According to a Bloomberg article, Mylan Inc. has been granted a temporary order prohibiting Apotex Inc. from selling a generic form of Paxil CR. Presided over by U.S. District Judge Joe Pisano and given by a Federal Court in Trenton, New Jersey, the order blocks Apotex from using, offering to sell, selling, shipping and launching generic Paxil CR.

Mylan’s lawsuit in the case of Mylan Inc. v. Smithkline Beecham Corp. claims that Glaxo was allowing Apotex to sell the Paxil CR under the name paroxetine hydrochloride. This violated an exclusive licensing agreement that Mylan had with GlaxoSmithKline to sell copy of Paxil CR. Pisano set the hearing in the case for October 18, 2010, but not before granting the temporary order against Apotex.

Mylan currently is the largest U.S.-based generic drug company. Its lawsuit claims that Glaxo vowed that Mylan would be the only company selling copies of the drug Paxil CR in its controlled-release form as a result of a settlement agreement that was reached in 2007. This agreement was the result of a lawsuit that was filed against Mylan that wanted to block the sales of generic Paxil CR. The agreement also had provisos that would let other versions of the drug out on the market before the patent expires — a term of the agreement that Glaxo violated, Mylan stated. Mylan also claims that they were the first generic drug maker that went after regulatory approval for the 12.5 mg and 25 mg forms of Paxil CR since the regular forms of the drug already have many copies out on the market.

Mylan says the authorized generic version of Paxil CR would undercut sales and cause an “irretrievable loss in market shares and customers.”

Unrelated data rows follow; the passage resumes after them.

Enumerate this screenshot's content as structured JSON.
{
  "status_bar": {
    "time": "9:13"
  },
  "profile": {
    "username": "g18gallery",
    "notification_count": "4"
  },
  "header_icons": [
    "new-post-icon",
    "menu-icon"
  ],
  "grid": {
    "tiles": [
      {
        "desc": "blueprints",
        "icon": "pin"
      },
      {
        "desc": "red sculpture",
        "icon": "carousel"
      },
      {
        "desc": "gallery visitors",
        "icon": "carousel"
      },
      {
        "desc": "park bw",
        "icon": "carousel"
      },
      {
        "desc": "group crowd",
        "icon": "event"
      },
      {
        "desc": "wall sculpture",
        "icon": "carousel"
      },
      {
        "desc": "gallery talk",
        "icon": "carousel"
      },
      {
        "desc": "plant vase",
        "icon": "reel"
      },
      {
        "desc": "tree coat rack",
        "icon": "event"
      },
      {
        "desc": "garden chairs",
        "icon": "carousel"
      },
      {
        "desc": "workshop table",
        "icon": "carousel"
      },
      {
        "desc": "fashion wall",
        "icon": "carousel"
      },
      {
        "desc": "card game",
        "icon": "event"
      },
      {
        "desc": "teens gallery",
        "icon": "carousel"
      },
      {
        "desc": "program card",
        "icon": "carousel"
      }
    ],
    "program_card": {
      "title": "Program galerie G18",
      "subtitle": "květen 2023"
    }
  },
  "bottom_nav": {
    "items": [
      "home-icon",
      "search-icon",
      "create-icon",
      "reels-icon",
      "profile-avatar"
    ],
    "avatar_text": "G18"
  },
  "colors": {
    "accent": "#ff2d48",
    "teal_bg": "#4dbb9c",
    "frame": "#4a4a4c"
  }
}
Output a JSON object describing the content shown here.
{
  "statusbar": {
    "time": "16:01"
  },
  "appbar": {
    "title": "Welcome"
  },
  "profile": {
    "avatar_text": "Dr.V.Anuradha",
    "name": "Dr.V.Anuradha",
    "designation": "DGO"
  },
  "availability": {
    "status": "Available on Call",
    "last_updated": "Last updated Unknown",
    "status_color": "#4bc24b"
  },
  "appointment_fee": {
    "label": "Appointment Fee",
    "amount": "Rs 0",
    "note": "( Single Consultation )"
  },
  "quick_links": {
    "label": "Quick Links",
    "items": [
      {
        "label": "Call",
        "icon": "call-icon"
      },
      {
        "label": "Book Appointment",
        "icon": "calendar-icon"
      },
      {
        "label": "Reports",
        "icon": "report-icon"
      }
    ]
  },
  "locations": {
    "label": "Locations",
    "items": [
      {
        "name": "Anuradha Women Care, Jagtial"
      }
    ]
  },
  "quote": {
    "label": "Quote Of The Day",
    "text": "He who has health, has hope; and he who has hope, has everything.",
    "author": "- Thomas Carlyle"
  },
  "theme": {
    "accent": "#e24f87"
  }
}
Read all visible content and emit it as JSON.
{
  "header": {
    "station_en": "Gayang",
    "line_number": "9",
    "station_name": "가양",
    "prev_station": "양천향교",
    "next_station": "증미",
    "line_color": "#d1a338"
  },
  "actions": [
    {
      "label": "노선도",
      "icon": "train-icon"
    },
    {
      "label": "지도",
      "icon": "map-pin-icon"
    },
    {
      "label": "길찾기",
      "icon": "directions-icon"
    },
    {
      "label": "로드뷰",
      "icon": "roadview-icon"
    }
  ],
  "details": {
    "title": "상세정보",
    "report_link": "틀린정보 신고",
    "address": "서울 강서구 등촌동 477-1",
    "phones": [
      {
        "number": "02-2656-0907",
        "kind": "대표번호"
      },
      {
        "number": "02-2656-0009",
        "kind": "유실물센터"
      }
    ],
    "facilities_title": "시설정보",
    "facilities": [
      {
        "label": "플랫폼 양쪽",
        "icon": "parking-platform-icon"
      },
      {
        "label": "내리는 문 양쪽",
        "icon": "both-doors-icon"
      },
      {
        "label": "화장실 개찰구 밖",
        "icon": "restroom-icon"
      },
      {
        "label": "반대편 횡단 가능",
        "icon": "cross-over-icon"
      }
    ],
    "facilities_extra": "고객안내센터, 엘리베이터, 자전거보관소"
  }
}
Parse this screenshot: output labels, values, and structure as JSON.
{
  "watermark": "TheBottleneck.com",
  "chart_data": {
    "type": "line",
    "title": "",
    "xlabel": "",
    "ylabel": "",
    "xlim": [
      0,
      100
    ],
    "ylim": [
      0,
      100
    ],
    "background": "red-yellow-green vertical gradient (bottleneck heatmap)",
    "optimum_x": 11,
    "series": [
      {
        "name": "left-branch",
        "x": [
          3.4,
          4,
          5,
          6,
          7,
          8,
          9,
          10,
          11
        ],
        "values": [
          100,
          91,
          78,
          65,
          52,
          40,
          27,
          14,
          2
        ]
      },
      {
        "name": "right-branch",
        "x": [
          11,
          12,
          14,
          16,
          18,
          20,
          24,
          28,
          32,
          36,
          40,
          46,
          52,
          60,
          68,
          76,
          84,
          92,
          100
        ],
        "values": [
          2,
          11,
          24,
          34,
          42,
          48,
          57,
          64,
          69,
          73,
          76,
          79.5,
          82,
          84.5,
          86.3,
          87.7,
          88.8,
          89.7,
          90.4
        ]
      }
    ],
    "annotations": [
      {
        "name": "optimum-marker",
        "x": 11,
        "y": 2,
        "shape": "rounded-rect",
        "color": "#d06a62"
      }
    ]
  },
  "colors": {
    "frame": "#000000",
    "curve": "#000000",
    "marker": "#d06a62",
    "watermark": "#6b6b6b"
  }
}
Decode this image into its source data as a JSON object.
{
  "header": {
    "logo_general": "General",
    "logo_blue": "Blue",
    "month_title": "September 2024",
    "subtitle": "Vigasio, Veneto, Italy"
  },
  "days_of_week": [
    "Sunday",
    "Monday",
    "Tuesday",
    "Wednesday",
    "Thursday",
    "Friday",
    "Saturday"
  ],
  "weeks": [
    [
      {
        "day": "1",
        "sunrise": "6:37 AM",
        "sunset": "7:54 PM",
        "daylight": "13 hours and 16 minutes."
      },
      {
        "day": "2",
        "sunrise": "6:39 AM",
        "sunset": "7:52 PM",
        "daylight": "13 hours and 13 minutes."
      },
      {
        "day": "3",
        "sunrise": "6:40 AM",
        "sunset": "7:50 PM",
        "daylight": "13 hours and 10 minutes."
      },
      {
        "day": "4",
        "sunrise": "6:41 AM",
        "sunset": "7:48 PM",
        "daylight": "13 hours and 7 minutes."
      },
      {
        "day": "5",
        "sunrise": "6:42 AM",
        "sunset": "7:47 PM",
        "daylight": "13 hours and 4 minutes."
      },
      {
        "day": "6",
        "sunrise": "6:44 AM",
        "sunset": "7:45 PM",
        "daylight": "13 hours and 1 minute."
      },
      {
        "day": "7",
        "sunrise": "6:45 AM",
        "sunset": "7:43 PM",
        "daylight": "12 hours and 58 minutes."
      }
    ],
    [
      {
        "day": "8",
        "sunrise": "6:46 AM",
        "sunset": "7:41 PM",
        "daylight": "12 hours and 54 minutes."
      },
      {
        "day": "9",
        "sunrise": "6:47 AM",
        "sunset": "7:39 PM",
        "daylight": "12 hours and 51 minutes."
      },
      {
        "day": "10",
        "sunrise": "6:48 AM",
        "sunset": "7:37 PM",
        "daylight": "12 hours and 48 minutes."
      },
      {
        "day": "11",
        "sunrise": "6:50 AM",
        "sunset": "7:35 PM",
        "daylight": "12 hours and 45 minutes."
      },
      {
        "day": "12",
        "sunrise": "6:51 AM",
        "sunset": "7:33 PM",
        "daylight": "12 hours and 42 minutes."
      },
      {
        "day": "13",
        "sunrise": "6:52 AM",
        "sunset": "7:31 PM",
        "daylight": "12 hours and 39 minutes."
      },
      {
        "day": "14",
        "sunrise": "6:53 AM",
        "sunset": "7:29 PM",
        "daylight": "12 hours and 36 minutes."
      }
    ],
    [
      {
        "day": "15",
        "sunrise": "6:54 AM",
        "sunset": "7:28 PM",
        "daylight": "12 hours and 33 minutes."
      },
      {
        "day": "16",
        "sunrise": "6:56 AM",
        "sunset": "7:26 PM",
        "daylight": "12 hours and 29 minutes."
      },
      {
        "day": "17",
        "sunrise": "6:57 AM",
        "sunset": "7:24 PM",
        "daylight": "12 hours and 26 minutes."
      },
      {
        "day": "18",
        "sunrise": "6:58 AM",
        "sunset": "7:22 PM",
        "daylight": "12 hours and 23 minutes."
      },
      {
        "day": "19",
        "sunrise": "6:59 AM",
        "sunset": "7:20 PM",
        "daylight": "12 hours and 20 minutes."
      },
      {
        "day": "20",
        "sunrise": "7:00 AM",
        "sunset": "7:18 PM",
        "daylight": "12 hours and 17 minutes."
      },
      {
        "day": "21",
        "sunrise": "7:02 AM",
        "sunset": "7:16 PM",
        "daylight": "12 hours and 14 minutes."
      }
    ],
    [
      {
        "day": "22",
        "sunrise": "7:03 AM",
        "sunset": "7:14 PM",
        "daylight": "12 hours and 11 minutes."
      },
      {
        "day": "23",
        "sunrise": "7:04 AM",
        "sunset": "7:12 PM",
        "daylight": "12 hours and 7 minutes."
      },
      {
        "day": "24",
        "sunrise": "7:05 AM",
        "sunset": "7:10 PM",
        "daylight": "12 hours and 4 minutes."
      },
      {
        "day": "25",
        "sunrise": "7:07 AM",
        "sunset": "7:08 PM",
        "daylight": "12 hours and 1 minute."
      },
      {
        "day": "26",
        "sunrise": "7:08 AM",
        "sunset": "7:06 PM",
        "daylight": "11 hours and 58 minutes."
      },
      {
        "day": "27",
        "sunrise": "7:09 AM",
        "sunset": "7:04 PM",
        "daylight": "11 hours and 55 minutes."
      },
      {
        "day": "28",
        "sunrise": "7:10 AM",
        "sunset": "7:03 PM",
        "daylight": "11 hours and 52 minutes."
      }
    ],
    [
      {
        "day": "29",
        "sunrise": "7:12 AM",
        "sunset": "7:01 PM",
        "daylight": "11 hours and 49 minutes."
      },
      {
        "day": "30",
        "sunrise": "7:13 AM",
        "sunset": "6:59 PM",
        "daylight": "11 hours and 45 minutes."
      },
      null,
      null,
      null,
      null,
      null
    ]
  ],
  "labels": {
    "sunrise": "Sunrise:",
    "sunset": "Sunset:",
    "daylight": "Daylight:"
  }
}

Sarah Alspach, a spokesperson for Glaxo, has stated that “Glaxo did not breach any contractual duties owed to Mylan and intends to defend these allegations vehemently.”